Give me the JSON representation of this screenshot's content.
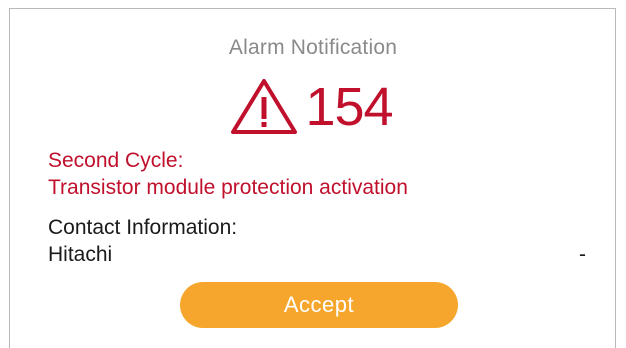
{
  "dialog": {
    "title": "Alarm Notification",
    "alarm_code": "154",
    "alert_color": "#c0102c",
    "icon": "warning-triangle-icon"
  },
  "details": {
    "cycle": "Second Cycle:",
    "message": "Transistor module protection activation",
    "contact_label": "Contact Information:",
    "contact_value": "Hitachi",
    "contact_extra": "-"
  },
  "actions": {
    "accept_label": "Accept",
    "accept_color": "#f6a62c"
  }
}
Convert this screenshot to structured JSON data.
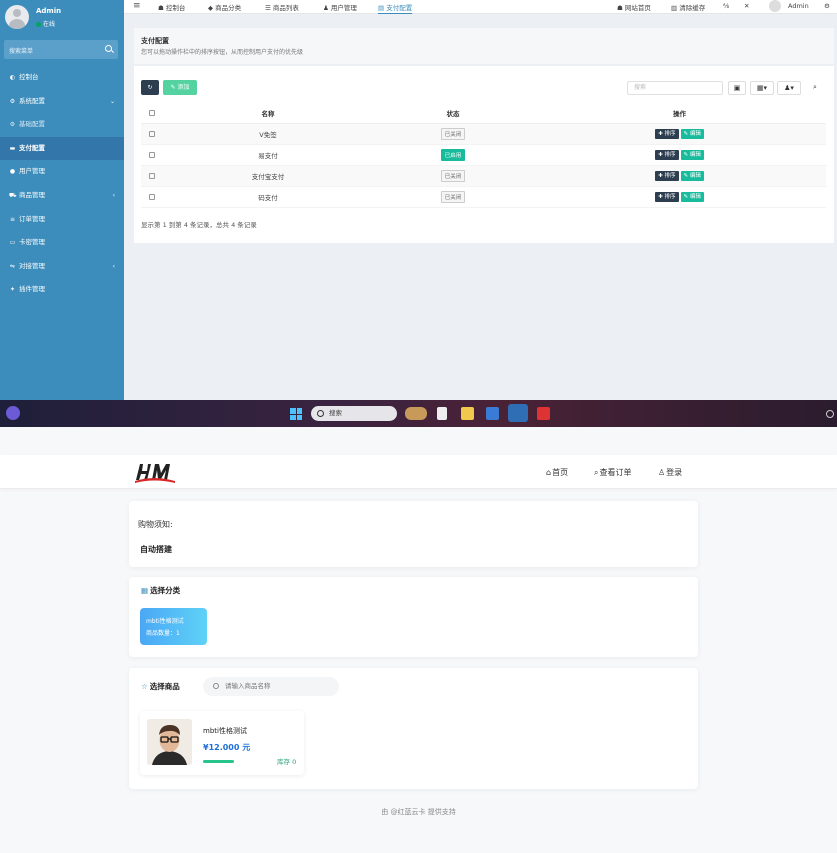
{
  "admin": {
    "user": {
      "name": "Admin",
      "status": "在线"
    },
    "sidebar": {
      "search_placeholder": "搜索菜单",
      "items": [
        {
          "label": "控制台",
          "icon": "dashboard-icon"
        },
        {
          "label": "系统配置",
          "icon": "gear-icon",
          "arrow": "⌄"
        },
        {
          "label": "基础配置",
          "icon": "gear-icon"
        },
        {
          "label": "支付配置",
          "icon": "card-icon",
          "active": true
        },
        {
          "label": "用户管理",
          "icon": "user-icon"
        },
        {
          "label": "商品管理",
          "icon": "cart-icon",
          "arrow": "‹"
        },
        {
          "label": "订单管理",
          "icon": "list-icon"
        },
        {
          "label": "卡密管理",
          "icon": "card-icon"
        },
        {
          "label": "对接管理",
          "icon": "link-icon",
          "arrow": "‹"
        },
        {
          "label": "插件管理",
          "icon": "plugin-icon"
        }
      ]
    },
    "topnav": {
      "tabs": [
        "控制台",
        "商品分类",
        "商品列表",
        "用户管理",
        "支付配置"
      ],
      "right": [
        "网站首页",
        "清除缓存"
      ],
      "user": "Admin"
    },
    "header": {
      "title": "支付配置",
      "desc": "您可以拖动操作栏中的排序按钮，从而控制用户支付的优先级"
    },
    "toolbar": {
      "add_label": "添加",
      "search_placeholder": "搜索"
    },
    "table": {
      "columns": [
        "名称",
        "状态",
        "操作"
      ],
      "rows": [
        {
          "name": "V免签",
          "status": "已关闭",
          "on": false,
          "op1": "排序",
          "op2": "编辑"
        },
        {
          "name": "易支付",
          "status": "已启用",
          "on": true,
          "op1": "排序",
          "op2": "编辑"
        },
        {
          "name": "支付宝支付",
          "status": "已关闭",
          "on": false,
          "op1": "排序",
          "op2": "编辑"
        },
        {
          "name": "码支付",
          "status": "已关闭",
          "on": false,
          "op1": "排序",
          "op2": "编辑"
        }
      ]
    },
    "pager": "显示第 1 到第 4 条记录，总共 4 条记录"
  },
  "taskbar": {
    "search": "搜索"
  },
  "shop": {
    "nav": [
      "首页",
      "查看订单",
      "登录"
    ],
    "notice": {
      "title": "购物须知:",
      "content": "自动搭建"
    },
    "category": {
      "title": "选择分类",
      "items": [
        {
          "name": "mbti性格测试",
          "count": "商品数量：1"
        }
      ]
    },
    "products": {
      "title": "选择商品",
      "search_placeholder": "请输入商品名称",
      "items": [
        {
          "name": "mbti性格测试",
          "price": "¥12.000 元",
          "stock": "库存 0"
        }
      ]
    },
    "footer": "由 @红蓝云卡 提供支持"
  },
  "colors": {
    "sidebar": "#3c8dbc",
    "accent_green": "#18bc9c",
    "price_blue": "#1e6fd9"
  }
}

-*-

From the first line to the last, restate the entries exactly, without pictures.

● Solved problem
Give me the JSON representation of this screenshot's content.
{
  "dialog": {
    "title": "Alarm Notification",
    "alarm_code": "154",
    "alert_color": "#c0102c",
    "icon": "warning-triangle-icon"
  },
  "details": {
    "cycle": "Second Cycle:",
    "message": "Transistor module protection activation",
    "contact_label": "Contact Information:",
    "contact_value": "Hitachi",
    "contact_extra": "-"
  },
  "actions": {
    "accept_label": "Accept",
    "accept_color": "#f6a62c"
  }
}
Convert this screenshot to structured JSON data.
{
  "admin": {
    "user": {
      "name": "Admin",
      "status": "在线"
    },
    "sidebar": {
      "search_placeholder": "搜索菜单",
      "items": [
        {
          "label": "控制台",
          "icon": "dashboard-icon"
        },
        {
          "label": "系统配置",
          "icon": "gear-icon",
          "arrow": "⌄"
        },
        {
          "label": "基础配置",
          "icon": "gear-icon"
        },
        {
          "label": "支付配置",
          "icon": "card-icon",
          "active": true
        },
        {
          "label": "用户管理",
          "icon": "user-icon"
        },
        {
          "label": "商品管理",
          "icon": "cart-icon",
          "arrow": "‹"
        },
        {
          "label": "订单管理",
          "icon": "list-icon"
        },
        {
          "label": "卡密管理",
          "icon": "card-icon"
        },
        {
          "label": "对接管理",
          "icon": "link-icon",
          "arrow": "‹"
        },
        {
          "label": "插件管理",
          "icon": "plugin-icon"
        }
      ]
    },
    "topnav": {
      "tabs": [
        "控制台",
        "商品分类",
        "商品列表",
        "用户管理",
        "支付配置"
      ],
      "right": [
        "网站首页",
        "清除缓存"
      ],
      "user": "Admin"
    },
    "header": {
      "title": "支付配置",
      "desc": "您可以拖动操作栏中的排序按钮，从而控制用户支付的优先级"
    },
    "toolbar": {
      "add_label": "添加",
      "search_placeholder": "搜索"
    },
    "table": {
      "columns": [
        "名称",
        "状态",
        "操作"
      ],
      "rows": [
        {
          "name": "V免签",
          "status": "已关闭",
          "on": false,
          "op1": "排序",
          "op2": "编辑"
        },
        {
          "name": "易支付",
          "status": "已启用",
          "on": true,
          "op1": "排序",
          "op2": "编辑"
        },
        {
          "name": "支付宝支付",
          "status": "已关闭",
          "on": false,
          "op1": "排序",
          "op2": "编辑"
        },
        {
          "name": "码支付",
          "status": "已关闭",
          "on": false,
          "op1": "排序",
          "op2": "编辑"
        }
      ]
    },
    "pager": "显示第 1 到第 4 条记录，总共 4 条记录"
  },
  "taskbar": {
    "search": "搜索"
  },
  "shop": {
    "nav": [
      "首页",
      "查看订单",
      "登录"
    ],
    "notice": {
      "title": "购物须知:",
      "content": "自动搭建"
    },
    "category": {
      "title": "选择分类",
      "items": [
        {
          "name": "mbti性格测试",
          "count": "商品数量：1"
        }
      ]
    },
    "products": {
      "title": "选择商品",
      "search_placeholder": "请输入商品名称",
      "items": [
        {
          "name": "mbti性格测试",
          "price": "¥12.000 元",
          "stock": "库存 0"
        }
      ]
    },
    "footer": "由 @红蓝云卡 提供支持"
  },
  "colors": {
    "sidebar": "#3c8dbc",
    "accent_green": "#18bc9c",
    "price_blue": "#1e6fd9"
  }
}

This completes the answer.